A couple of deep breaths and a quick press of a button later, the ABS system was disengaged. I was happily slipping and sliding the rear wheel, yelling at the top of my lungs! This is where the KTM Adventure shines-it is completely at home on dirt roads and trails. Rocks, ruts, roots, and step-ups-there is nearly nothing an aggressive stand-up riding position and a little throttle control cannot conquer.
After 15 miles of Santa Barbara off-road rally racing, I found myself rolling into the historical Danish village of Solvang, with a bakery-fresh aroma wafting through the air. I was having too much fun to stop, so I quickly made haste to the Pozo/La Panza OHV area, located in the rolling hills of Central California’s Los Padres National Forest.
For the upcoming high-speed roads, tight single track, and long sand washes, I switched to a 990 Adventure outfitted with Dunlop Rally Raid tires. Shod with knobbies, the off-road capability of the bike is completely transformed. Wheelies, power slides, and late-braking berm shots are too invigorating to pass up. However, deep whoops and choppy braking bumps need to be approached with caution on any heavy bike, and are better saved for lightweight off-road machines.
Turning the handlebars north, I trekked up the coast past Hearst Castle and San Simeon before eyeing a small gravel road-Forest Service Road 23S01-which cuts across the coastal ridges of the most northern section of the Los Padres National Forest. Twisting the throttle and again opting for human-modulated brakes over ABS, I quickly rallied up to 1500 feet above sea level, and then headed for the wine country of Paso Robles.
I discovered that the wine I tasted was a Petite Sirah varietal, estate-bottled, very versatile, with myriad different food pairings-quite pleasing on the palette. I could not help but draw wine analogies in my head, and hopefully put the dual-sport/adventure bike debate to rest once and for all.

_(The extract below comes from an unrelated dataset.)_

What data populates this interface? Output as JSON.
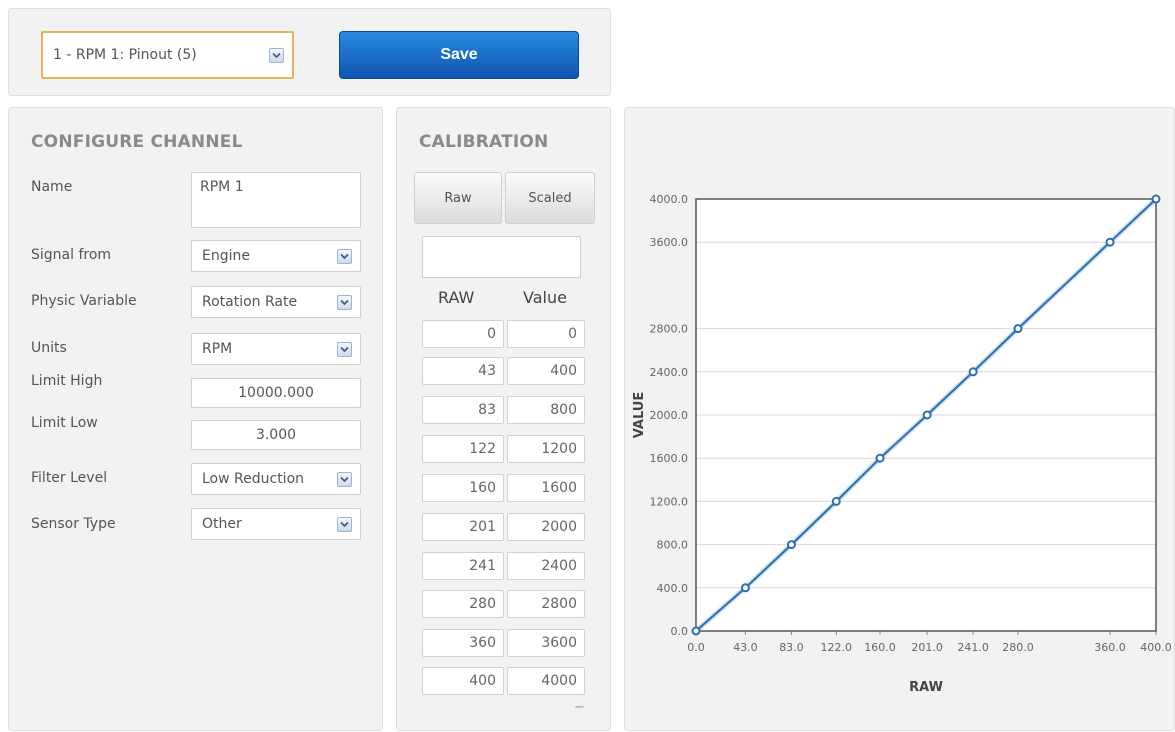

Instead, the KTM 990 Adventure thwarted my ambitions. The bike does not fit into the commonly accepted "Adventure" category-it has much more off-road prowess than any other bike in its class-nor can it be considered a simple dual-sport bike, as that would be a gross understatement. It is engineered for much more expansive riding than simply linking up trails separated by street-legal tarmac. Therefore, I would like to complicate matters by adding a "Rally" category for the KTM 990, and recommend that each rider choose his own adventure.